• Rules out holding talks with Shehbaz
• Chastises media, judiciary for ‘protecting mafias’
ISLAMABAD: Expressing confidence that people would never take to the streets against him, especially on the call of the ‘tainted’ opposition, Prime Minister Imran Khan on Sunday warned his opponents that if he was forced out of office, he would become even more dangerous for them.
“If I exit the government, I will pose a greater threat to you. Right now, I am sitting quietly in my office and watching the drama unfold. But if I take to the streets, you will have nowhere to hide,” he said while answering callers’ questions, live on national television.
PM Khan lashed out at the Pakistan Muslim League-Nawaz (PML-N) leadership, saying that while he was willing to talk to the Tehreek-i-Labbaik Pakistan, or even the disgruntled Baloch, he would never sit down with opposition leader Shehbaz Sharif — even for dialogue on key national issues — because that would be tantamount to compromising over the corruption of the Sharif family.
During the telecast of the fifth ‘Aap Ka Wazir Azam Aap Ke Sath’, a town-hall style broadcast where the PM takes questions, he also called on former PM Nawaz Sharif to come back to face the cases against him, saying: “I am waiting for you… please come back.”
Ruling out the possibility of any reconciliation with the opposition, he said that he would never give them an NRO — a reference to the National Reconciliation Ordinance promulgated by former military ruler Pervaiz Musharraf — as that would be a massive betrayal.
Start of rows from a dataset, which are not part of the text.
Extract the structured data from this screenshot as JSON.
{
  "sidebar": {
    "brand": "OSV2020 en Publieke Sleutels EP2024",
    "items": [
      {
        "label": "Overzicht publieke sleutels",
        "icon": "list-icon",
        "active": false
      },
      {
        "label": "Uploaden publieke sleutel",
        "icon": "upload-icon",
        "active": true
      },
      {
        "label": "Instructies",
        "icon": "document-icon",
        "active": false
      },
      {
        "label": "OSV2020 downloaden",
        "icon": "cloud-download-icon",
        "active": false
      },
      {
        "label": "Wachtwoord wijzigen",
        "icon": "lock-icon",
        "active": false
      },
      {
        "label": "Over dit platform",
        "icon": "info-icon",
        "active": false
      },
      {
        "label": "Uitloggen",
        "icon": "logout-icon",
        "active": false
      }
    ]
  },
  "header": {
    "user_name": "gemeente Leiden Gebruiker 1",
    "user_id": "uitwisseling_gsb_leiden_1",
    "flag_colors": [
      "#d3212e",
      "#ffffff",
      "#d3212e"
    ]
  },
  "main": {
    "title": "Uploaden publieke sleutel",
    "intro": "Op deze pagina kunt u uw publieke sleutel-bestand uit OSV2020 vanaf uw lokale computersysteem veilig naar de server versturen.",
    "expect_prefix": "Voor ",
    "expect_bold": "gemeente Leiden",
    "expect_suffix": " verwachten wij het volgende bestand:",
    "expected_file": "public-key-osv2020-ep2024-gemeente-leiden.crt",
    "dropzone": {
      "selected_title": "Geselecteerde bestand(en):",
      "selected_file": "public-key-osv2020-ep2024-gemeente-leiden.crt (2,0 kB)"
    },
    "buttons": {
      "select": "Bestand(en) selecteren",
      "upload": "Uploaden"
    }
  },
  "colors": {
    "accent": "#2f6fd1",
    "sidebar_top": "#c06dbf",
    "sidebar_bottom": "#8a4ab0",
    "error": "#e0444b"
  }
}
PM Khan was confident that he and his party would not only complete their current term in office but would also win another full term, adding that the nation stood behind him, as he knew the people better than the opposition did.
“The reason why people came out for me was that I was trying to get back their looted wealth. You are only trying to cover your own [corruption],” he said.
“The people recognise your true face now and whatever you have done with this country over the last 30-35 years. You need to understand that the lava is simmering. Once people take to the streets, they only need to be pointed in your direction, and you’ll see everyone of them running off to hide in London,” he said, addressing the opposition.
In response to a caller’s question, he admitted that inflation was only problem that gave him sleepless nights, but then went on to paint a rosy picture of the country’s economic condition.
Terming it an “emerging economy”, he counted a number of his government’s achievements and asked why society was so despondent.
PM Khan recalled that all economic indicators were showing upward trends and stressed the need for self-reliance in local goods manufacturing and increased tax collection. “The clothes I am wearing are also locally made,” he said, pointing to his outfit during the broadcast.
Insisting that inflation was a global phenomenon that had taken a toll on developed economies like the US and UK as well, he blamed the price hike of commodities on the disruption in the supply chain caused by the pandemic.
He claimed that a global surge in petroleum prices had also contributed to increase in prices of electricity and transport. However, he conceded that the salaried classes were hardest hit by this inflation, but reassured them that professionals and government employees would be given relief once the government met its tax collection targets.
He also chastised the media for not presenting a full picture of what was happening on the economic front.
PM Khan accused journalists of only painting what he called a ‘bleak’ picture of the economy. Terming certain journalists ‘mafias’, he said they were merely trying to advance the agenda of the opposition and never projected the achievements of the government.
He said that while positive criticism was a good thing, he stressed the need to differentiate between propaganda, fake news and reality.
However, the PM noted that under his rule, the country’s GDP had been increased by 5.37 per cent despite the challenge of the pandemic.
He claimed that the construction sector was booming and that salaries for construction workers had shot up due to the high demand for skilled labour.
The prime minister also said that thanks to a bumper crop, people in agricultural communities had earned Rs1,400 billion, while their income had increased by Rs165,000 per head.
Large-scale manufacturing, he said, also witnessed a growth of 10pc, while revenue from tax collection had reached over 6,000 billion rupees.
He pointed out that due to incentives granted to the IT sector, its exports had also surged and record exports worth $31 billion were recorded with remittances soaring to $30 billion.
Role of judiciary
The prime minister called on the judiciary to be “merciful to the people” and not to support “mafia and cartels”.
He said the government was trying to reform the criminal justice system for the first time in the country’s history as different cartels had made a killing in the past through hoarding and profiteering. “Sugar, flour and cement cartels have eaten up over Rs250 billion,” he added.
“I recently called a meeting of eight regulators who informed me that these cartels have obtained 800 stay orders from different courts. An amount of Rs 250 billion is stuck in litigation.”
In addition, he said, according to FBR cases to the tune of Rs 2,500 billion were also lingering due to litigation.